A Final Farewell to Irineo C. Odoy, Father of U.P. Ikot Jeepneys
What would we have done without our precious U.P. Ikot jeepneys? They were there when we needed to go from Plaridel Hall to A.S., knowing we were going to be late for our next class. They also helped us catch up on our readings on the way to Philo 11 or Kas 1. Those hardened grey steel buckets were even there for us when we got our hearts broken at Sunken Garden, after getting unceremoniously dumped by some fine arts major.
In many ways, those U.P. Ikot jeepneys are as much a part of university life as Oble himself. Much like the fabled statue, these jeepneys watched students navigate their becoming. Ikot jeepneys became silent watchers and movers, operating in the quiet spaces that came to define the campus experience.
And we owe it all to the father of U.P. Ikot himself, Irineo C. Odoy.
The man who birthed Ikot passed away peacefully this week in what would have been his centennial birth year. He came up with the idea for the iconic route back in 1949. Upon seeing how large U.P. Diliman was, and how students seemed to always be in a hurry, Irineo wanted to specifically design a network for the campus.
At first, all he got was ridicule from his fellow drivers. "Pinagtatawanan ako e," Irineo claimed in an interview with his grandson.
Undeterred, he went on as Ikot's first driver, pioneering what would be one of U.P. Diliman's most enduring symbols. "Malaki ang natulong ni Irineo Odoy sa paghubog ng kinabukasan ng napakaraming nagtapos," expressed his grandson, photographer Ardie O. Lopez.
His grandfather's old public utility trucks could sit 10 people at a time for P5 a pop. Irineo would end up buying three public utility trucks during his tenure. The campus entered into a contract with him for his services. It did, however, take a little more time before students started to familiarize themselves with the route. But once they did, not one student has forgotten. He also started making a nice living for himself in the process.
The veteran driver claimed: "Hindi alam ng mga kasamahan ko na kumikita ako. Aba, noong huli, noong nagbibilangan kami ng kita, nanlalaki ang mga mata e. Kumikita ako 100 (pesos) e!"

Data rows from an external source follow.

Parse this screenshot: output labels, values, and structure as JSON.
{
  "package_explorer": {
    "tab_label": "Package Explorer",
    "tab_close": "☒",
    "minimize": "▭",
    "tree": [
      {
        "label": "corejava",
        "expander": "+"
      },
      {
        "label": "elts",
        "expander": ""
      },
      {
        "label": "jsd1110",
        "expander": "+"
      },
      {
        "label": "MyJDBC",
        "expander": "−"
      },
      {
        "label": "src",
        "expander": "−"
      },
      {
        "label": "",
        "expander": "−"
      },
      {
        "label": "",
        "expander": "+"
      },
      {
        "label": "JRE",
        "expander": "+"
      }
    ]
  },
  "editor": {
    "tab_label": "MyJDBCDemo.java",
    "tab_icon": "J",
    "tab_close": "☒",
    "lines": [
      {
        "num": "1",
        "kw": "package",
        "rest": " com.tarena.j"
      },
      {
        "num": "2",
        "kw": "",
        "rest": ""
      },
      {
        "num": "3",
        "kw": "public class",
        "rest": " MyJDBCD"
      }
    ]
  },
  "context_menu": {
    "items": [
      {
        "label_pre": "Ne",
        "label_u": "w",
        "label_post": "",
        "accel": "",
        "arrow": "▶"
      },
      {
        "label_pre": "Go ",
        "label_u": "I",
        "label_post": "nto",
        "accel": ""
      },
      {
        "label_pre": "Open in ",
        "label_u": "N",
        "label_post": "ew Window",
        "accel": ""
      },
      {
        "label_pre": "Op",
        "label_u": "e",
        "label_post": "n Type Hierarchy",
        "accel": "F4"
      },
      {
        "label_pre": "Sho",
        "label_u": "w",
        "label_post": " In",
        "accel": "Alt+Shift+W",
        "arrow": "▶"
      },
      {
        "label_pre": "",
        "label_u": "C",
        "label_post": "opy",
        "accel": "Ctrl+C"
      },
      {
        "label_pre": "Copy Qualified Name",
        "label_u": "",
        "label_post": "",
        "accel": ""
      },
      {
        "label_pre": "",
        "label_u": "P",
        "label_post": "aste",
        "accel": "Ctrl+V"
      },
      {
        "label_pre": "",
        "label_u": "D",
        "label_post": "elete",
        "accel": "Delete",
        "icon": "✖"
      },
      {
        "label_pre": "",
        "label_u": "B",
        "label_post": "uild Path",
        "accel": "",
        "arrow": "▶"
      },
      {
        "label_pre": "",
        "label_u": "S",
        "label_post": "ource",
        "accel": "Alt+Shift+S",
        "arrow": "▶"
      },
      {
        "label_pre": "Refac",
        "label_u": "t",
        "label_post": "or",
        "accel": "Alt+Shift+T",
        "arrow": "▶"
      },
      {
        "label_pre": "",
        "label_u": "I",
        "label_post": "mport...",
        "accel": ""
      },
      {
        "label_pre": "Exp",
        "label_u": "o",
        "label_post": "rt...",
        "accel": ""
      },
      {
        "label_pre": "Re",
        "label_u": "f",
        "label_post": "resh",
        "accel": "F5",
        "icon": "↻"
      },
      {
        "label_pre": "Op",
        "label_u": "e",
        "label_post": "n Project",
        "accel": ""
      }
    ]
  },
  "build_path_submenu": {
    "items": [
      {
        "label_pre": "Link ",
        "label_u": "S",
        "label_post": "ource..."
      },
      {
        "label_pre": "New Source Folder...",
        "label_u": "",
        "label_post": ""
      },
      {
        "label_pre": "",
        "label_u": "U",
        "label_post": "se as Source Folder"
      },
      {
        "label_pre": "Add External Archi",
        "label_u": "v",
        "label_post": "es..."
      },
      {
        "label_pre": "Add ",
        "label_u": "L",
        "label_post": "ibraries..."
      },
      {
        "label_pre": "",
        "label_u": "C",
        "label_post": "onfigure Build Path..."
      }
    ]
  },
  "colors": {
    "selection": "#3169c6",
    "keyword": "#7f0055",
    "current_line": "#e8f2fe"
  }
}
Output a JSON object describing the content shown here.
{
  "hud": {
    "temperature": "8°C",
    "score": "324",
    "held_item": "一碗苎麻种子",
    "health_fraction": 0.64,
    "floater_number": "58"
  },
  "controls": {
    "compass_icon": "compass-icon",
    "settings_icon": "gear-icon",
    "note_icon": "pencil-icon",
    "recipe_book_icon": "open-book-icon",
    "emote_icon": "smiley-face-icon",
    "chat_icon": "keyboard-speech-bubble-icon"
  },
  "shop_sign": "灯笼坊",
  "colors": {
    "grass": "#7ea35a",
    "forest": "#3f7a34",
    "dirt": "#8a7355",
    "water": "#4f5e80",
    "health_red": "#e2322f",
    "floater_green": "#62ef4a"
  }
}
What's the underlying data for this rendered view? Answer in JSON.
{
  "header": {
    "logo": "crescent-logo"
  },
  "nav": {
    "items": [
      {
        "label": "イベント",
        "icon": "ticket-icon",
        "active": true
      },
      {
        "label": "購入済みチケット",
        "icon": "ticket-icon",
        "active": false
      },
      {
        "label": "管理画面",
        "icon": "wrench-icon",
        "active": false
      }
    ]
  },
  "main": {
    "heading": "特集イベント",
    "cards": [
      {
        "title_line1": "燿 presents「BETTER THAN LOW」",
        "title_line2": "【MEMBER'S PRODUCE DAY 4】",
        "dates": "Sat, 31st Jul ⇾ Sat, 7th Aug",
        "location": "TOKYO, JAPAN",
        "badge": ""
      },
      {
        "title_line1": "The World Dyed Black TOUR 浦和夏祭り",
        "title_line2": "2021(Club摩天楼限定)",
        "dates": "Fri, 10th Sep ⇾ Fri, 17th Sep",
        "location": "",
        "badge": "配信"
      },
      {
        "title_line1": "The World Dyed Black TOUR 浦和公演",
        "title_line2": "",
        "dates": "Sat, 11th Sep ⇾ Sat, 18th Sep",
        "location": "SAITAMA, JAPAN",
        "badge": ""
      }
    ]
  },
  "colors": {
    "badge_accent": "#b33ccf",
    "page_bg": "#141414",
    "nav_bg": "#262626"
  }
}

His grandson added: "Maraming estudyante, mga propesyonal, mga naging politiko, president, artista na nanggaling sa Unibersidad ng Pilipinas na nakasakay ng Ikot na ideya ng aking lolo. Malayo ang narating at hanggang ngayon buhay na buhay pa ang Ikot at, in fact, mayroon nang kabaligtaran, ang tawag don ay Toki."
New signals were incorporated into the Ikot system over the decades that followed. Students would only have to look at the jeepney's roofs when trying to catch a ride. Ikot is yellow. Toki is green. Katipunan is red.
Irineo wound up driving around U.P. Ikot for nine more years before leaving his post in 1958. In those years, he became a pillar of the institution while cradling hope, ambition, and youth.
Withstanding time and disillusionment, memories of Ikot jeepneys circulate throughout the vastness of U.P. Diliman. Nobody can put a number on how many young, idealistic kids Ikot drivers have rode with and how much they've changed after graduation. These jeeps have transported generations worth of students and stories, capturing them at the exact moment when innocence withdraws and they turn into who they ought to become.
And right there since U.P.'s early days was Odoy. Even when he stepped away from the steering wheel, he had already laid the foundation for an integral aspect of Diliman's character. The community culture may have changed a lot since he last picked up and ferried students. Yet his jeepneys and the routes they traverse remain.
Modernization is in the back of every driver's mind these days. However, it's just absurd to think of U.P. without Ikot.
The spirit of Irineo and his jeepneys live on nevertheless. Who was he exactly? Well, in his own words:
"Ako si Irineo Odoy na pinayagan umikot sa campus ng U.P."